The game keeps throwing curveballs, narrative and conceptual. For a while, you have to wonder what any of this Underworld nuttiness has to do with a bioweapon corporation and its baffling ability to just keep covering up a new outbreak every few years. (How does Umbrella have any stockholders left?) Village finds shrewd ways to at least briefly complicate our relationship to past Resident Evil heroes, and one big twist plays like a clever commentary on the unlikely durability of video game avatars, taking a licking (sometimes literally) and still ticking. To match the unpredictable trajectory of its melodramatic story, the obstacles shift, too. The game knows just when to rob you of your slowly assembled arsenal and when to supply you with a new one: There’s a surprising variety to the gameplay, which pivots from the kind of back-against-the-wall, evade-or-die suspense of the original to a late, run-and-gun mission that rewards your prior restraint with a much larger stockpile of resources and a much less conservative strategy for dealing with the unholy.
If there’s a dark-comic center to all this goofiness, it’s once again Ethan, prototypical wife guy and harried, suburban alternative to the steely special-ops professionals who once invariably headlined Resident Evil. Perhaps the dude’s everyman quality is meant to match the first-person perspective of the new games, which seek to thrust us ever more deeply into the nightmare scenario they unfurl. Ethan suffers a lot of abuse over roughly 10 hours of game, much of it directed at his hands—the only part of him we ever see, holding a gun or rising to ineffectually block his face. Is this, too, an attempt at forced identification, constantly brutalizing the body part players themselves use to control the character? Regardless, the constant assault on his vulnerable digits accumulates a slapstick absurdity. It’s more charming, certainly, than the sense that this is all some parable of threatened masculinity—an impression fortified by Ethan’s tussles with various emasculating harpies and a climactic struggle that amounts, ultimately, to a very intense custody battle. (The word “bitch” flies as frequently as the squirting blood in this game.)

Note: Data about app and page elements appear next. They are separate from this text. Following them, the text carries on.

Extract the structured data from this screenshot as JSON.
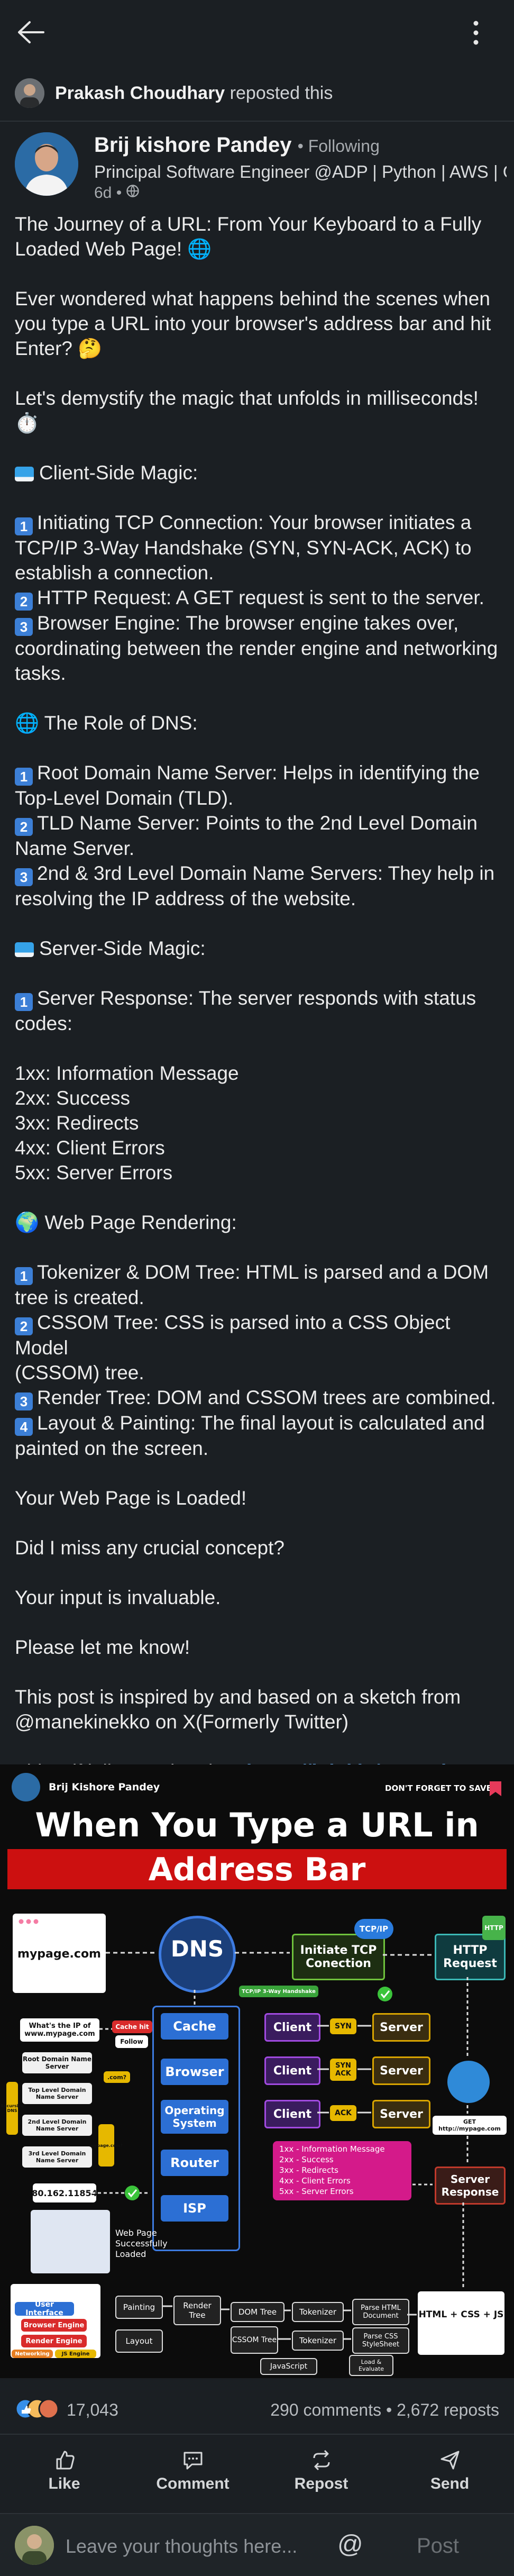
{
  "post": {
    "reposter_name": "Prakash Choudhary",
    "reposted_text": "reposted this",
    "author_name": "Brij kishore Pandey",
    "following": "• Following",
    "headline": "Principal Software Engineer @ADP | Python | AWS | Go ...",
    "time": "6d •",
    "lines": [
      "The Journey of a URL: From Your Keyboard to a Fully",
      "Loaded Web Page! 🌐",
      "",
      "Ever wondered what happens behind the scenes when",
      "you type a URL into your browser's address bar and hit",
      "Enter? 🤔",
      "",
      "Let's demystify the magic that unfolds in milliseconds!",
      "⏱️",
      "",
      "Client-Side Magic:",
      "",
      "Initiating TCP Connection: Your browser initiates a",
      "TCP/IP 3-Way Handshake (SYN, SYN-ACK, ACK) to",
      "establish a connection.",
      "HTTP Request: A GET request is sent to the server.",
      "Browser Engine: The browser engine takes over,",
      "coordinating between the render engine and networking",
      "tasks.",
      "",
      "🌐 The Role of DNS:",
      "",
      "Root Domain Name Server: Helps in identifying the",
      "Top-Level Domain (TLD).",
      "TLD Name Server: Points to the 2nd Level Domain",
      "Name Server.",
      "2nd & 3rd Level Domain Name Servers: They help in",
      "resolving the IP address of the website.",
      "",
      "Server-Side Magic:",
      "",
      "Server Response: The server responds with status",
      "codes:",
      "",
      "1xx: Information Message",
      "2xx: Success",
      "3xx: Redirects",
      "4xx: Client Errors",
      "5xx: Server Errors",
      "",
      "🌍 Web Page Rendering:",
      "",
      "Tokenizer & DOM Tree: HTML is parsed and a DOM",
      "tree is created.",
      "CSSOM Tree: CSS is parsed into a CSS Object Model",
      "(CSSOM) tree.",
      "Render Tree: DOM and CSSOM trees are combined.",
      "Layout & Painting: The final layout is calculated and",
      "painted on the screen.",
      "",
      "Your Web Page is Loaded!",
      "",
      "Did I miss any crucial concept?",
      "",
      "Your input is invaluable.",
      "",
      "Please let me know!",
      "",
      "This post is inspired by and based on a sketch from",
      "@manekinekko on X(Formerly Twitter)",
      "",
      "This Gif it licensed under : "
    ],
    "markers": {
      "12": "1",
      "15": "2",
      "16": "3",
      "22": "1",
      "24": "2",
      "26": "3",
      "31": "1",
      "42": "1",
      "44": "2",
      "46": "3",
      "47": "4"
    },
    "flags": {
      "10": true,
      "29": true
    },
    "link": "https://lnkd.in/eBAGdRtG"
  },
  "infographic": {
    "author": "Brij Kishore Pandey",
    "save": "DON'T FORGET TO SAVE",
    "title1": "When You Type a URL in",
    "title2": "Address Bar",
    "url": "mypage.com",
    "dns": "DNS",
    "tcp_ip": "TCP/IP",
    "tcp_box": "Initiate TCP Conection",
    "http_box": "HTTP Request",
    "http_badge": "HTTP",
    "client_stack": [
      "Cache",
      "Browser",
      "Operating System",
      "Router",
      "ISP"
    ],
    "cache_hit": "Cache hit",
    "follow": "Follow",
    "handshake_note": "TCP/IP 3-Way Handshake",
    "clients": [
      "Client",
      "Client",
      "Client"
    ],
    "servers": [
      "Server",
      "Server",
      "Server"
    ],
    "signals": [
      "SYN",
      "SYN ACK",
      "ACK"
    ],
    "what_ip": "What's the IP of www.mypage.com",
    "root": "Root Domain Name Server",
    "tld": "Top Level Domain Name Server",
    "second": "2nd Level Domain Name Server",
    "third": "3rd Level Domain Name Server",
    "com": ".com?",
    "mypage_q": "mypage.com?",
    "recursive": "Recursive DNS",
    "ip": "80.162.11854",
    "get": "GET http://mypage.com",
    "status_lines": [
      "1xx - Information Message",
      "2xx - Success",
      "3xx - Redirects",
      "4xx - Client Errors",
      "5xx - Server Errors"
    ],
    "server_response": "Server Response",
    "loaded": "Web Page Successfully Loaded",
    "ui": "User Interface",
    "browser_engine": "Browser Engine",
    "render_engine": "Render Engine",
    "networking": "Networking",
    "js_engine": "JS Engine",
    "painting": "Painting",
    "layout": "Layout",
    "render_tree": "Render Tree",
    "dom_tree": "DOM Tree",
    "cssom_tree": "CSSOM Tree",
    "tokenizer1": "Tokenizer",
    "tokenizer2": "Tokenizer",
    "parse_html": "Parse HTML Document",
    "parse_css": "Parse CSS StyleSheet",
    "javascript": "JavaScript",
    "load_eval": "Load & Evaluate",
    "html_css_js": "HTML + CSS + JS"
  },
  "social": {
    "reactions": "17,043",
    "comments_reposts": "290 comments • 2,672 reposts"
  },
  "actions": [
    "Like",
    "Comment",
    "Repost",
    "Send"
  ],
  "comment_bar": {
    "placeholder": "Leave your thoughts here...",
    "at": "@",
    "post": "Post"
  },
  "colors": {
    "background": "#1b1f23",
    "link": "#70b5f9",
    "num_badge": "#3c7fd6",
    "title_red": "#cc1010"
  }
}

Part of what made Resident Evil 7 special was that it felt like both an evolution and a throwback. The first-person approach offered a literal new point of view on the usual narrow escapes and hideous encounters. At the same time, the series was reconnecting with its roots, reviving the low-ammo, flight-instead-of-fight fundamentals that it had lost sight of over the previous decade. Village isn’t quite as elegant a revival; its Doom vision doesn’t suit frantic warfare as well as it did the old-school hiding and running of RE7, and there are times when a player might wish that the camera would drop behind the shoulder again, completing the RE4 effect. But this is still a fast-paced, addictive, and gorgeously immersive addition to Capcom’s undying series. And for one tense, inspired detour—an unarmed ramble through a haunted house, adding some Conjuring energy to the grab bag of genre tricks—the game finds an angle Resident Evil never has. You may think you’ve seen every unspeakable monster these games have to throw at you. Baby, think again.